Ortega also denied, contrary to well-documented fact, that peaceful demonstrations had been targeted. “Not a single one of the peaceful protests was attacked.”

A comment on the YouTube post by Foxnews.com interviewer Bret Baier include, “He (Ortega) lives in a parallel universe. He doesn’t care anybody else but himself. Liarrrrr!!!!”; “Asesino narcotraficante tenés que pagar asesino …. Fuera de Nicaragua asesino”.

Ortega rejected calls for him to step down and said bringing elections forward to 2019 as proposed by the Episcopal Conference of Nicaragua and adoped by the Organization of American States (OAS) last week.

Asked about opposition claims he hoped to cling to power and build an Ortega dynasty akin to the Somoza dictatorship he famously helped topple in 1979, he said: “It never even occurred to me.”

In the 2016 elections, his wife Rosario Murillo was on the presidential ticket for vice-president, giving her a legitimate position to take over from her ailing husband. Prior to that and since 2007 Murillo held the post of government spokesperson.

To many Nicaraguans, Murillo is the real power behind the Ortega administration.

“It never occurred to me to set up a dynasty,” Ortega said. “My wife, it’s the first time ever she’s been vice president.”

José Miguel Vivanco, the Human Rights Watch Americas director, dismissed Ortega’s appearance as an attempt by “a pathological liar” to manipulate global public opinion.

“It is a way for him to confuse people outside Nicaragua about what is going on,” Vivanco said, pointing to the “groundless and absurd theories” being peddled by Ortega’s government about who was to blame for the violence.

Ortega hoped to discredit protesters as foreign-backed coup mongers supported by the Catholic Church, Vivanco said.
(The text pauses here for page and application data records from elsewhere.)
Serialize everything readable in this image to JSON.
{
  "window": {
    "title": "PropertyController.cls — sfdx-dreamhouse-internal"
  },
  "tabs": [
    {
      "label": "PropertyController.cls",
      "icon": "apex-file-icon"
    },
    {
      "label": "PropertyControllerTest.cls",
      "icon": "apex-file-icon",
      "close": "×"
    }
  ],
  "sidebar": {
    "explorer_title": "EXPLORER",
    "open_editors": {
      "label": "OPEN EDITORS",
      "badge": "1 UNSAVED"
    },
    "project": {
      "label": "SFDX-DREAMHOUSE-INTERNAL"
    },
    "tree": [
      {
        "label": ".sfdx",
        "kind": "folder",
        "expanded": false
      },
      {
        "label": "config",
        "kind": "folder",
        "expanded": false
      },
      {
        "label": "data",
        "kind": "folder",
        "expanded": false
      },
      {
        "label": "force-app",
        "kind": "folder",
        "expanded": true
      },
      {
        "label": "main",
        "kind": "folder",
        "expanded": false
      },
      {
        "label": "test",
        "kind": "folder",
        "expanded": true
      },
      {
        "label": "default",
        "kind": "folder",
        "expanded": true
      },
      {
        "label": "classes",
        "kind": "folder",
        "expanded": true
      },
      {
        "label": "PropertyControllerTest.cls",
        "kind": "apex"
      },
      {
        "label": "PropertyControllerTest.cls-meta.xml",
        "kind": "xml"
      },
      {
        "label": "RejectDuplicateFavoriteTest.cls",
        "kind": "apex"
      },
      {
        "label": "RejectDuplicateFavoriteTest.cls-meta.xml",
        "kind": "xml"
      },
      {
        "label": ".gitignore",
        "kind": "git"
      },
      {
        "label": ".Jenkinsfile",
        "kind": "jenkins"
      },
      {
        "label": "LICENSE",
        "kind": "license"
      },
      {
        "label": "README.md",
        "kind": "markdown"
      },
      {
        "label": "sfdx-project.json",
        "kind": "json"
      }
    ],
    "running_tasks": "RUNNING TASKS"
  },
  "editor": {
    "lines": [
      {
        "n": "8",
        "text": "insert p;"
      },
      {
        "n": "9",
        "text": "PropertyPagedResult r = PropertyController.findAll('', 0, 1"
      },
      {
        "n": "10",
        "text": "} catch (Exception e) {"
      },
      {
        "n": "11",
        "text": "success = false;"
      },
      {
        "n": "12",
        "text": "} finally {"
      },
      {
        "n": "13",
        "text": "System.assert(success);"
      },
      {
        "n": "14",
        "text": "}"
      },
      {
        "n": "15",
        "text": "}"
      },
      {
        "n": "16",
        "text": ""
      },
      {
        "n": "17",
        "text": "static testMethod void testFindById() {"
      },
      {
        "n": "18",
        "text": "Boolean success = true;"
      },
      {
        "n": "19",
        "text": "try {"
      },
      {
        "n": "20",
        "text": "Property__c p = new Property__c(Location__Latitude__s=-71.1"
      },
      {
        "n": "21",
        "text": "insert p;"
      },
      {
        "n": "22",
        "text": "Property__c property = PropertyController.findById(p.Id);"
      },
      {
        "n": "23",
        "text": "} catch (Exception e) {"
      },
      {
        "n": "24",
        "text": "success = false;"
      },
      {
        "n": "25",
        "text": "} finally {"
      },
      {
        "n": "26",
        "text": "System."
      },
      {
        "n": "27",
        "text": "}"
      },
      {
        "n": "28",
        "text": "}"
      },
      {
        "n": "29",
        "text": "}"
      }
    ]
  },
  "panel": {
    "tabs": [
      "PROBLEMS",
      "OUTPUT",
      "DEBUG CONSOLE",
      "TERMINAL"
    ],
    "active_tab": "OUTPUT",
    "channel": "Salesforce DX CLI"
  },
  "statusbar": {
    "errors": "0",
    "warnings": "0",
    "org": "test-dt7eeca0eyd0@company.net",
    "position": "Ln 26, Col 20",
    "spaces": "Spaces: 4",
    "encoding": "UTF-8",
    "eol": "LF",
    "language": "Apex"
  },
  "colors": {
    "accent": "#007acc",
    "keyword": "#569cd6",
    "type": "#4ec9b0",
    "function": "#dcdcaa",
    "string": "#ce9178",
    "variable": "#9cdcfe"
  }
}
In reality Nicaragua’s president was trying to crush peaceful protests using “cruel and blatant brutality … It’s as simple as that.”

Yader Luna, a Nicaraguan journalist from Confidencial, said Ortega’s interviewer had “basically” asked the right questions. “But Ortega lied in every single one of his answers … He claimed they haven’t attacked priests when I have seen his turbas [paramilitaries] beating them before my very eyes … He denied attacks in which dozens of people were killed in broad daylight.

“His speech was the same as always,” Luna added, “albeit in a less confrontational tone because he didn’t want to come across as a villain on Fox.”

In the interview, Ortega denied that he controls paramilitary groups blamed for most of the killings. They are supported by his political opponents and foreign interests, though he did not specify the U.S. directly, as he has done in the past.

“To move up the elections would create instability, insecurity and make things worse… None of the peaceful demonstrations have been attacked. No Nicaraguan has died in any church. Not a single Nicaraguan has died in any church. That’s false,” Ortega said.

Ortega said he was speaking to Fox News after years of refusing interviews with foreign media because he wanted the United States to show Nicaragua “respect.”

“The history of our relations with the United States has been painful. I don’t want to repeat it,” he said, criticizing a resolution against Nicaragua that US lawmakers were reported to be preparing.

He also hit out at what he called “a campaign of lies, terrible lies to try to hurt the image of Nicaragua and of its government.”

Article originally appeared on Today Nicaragua and is republished here with permission.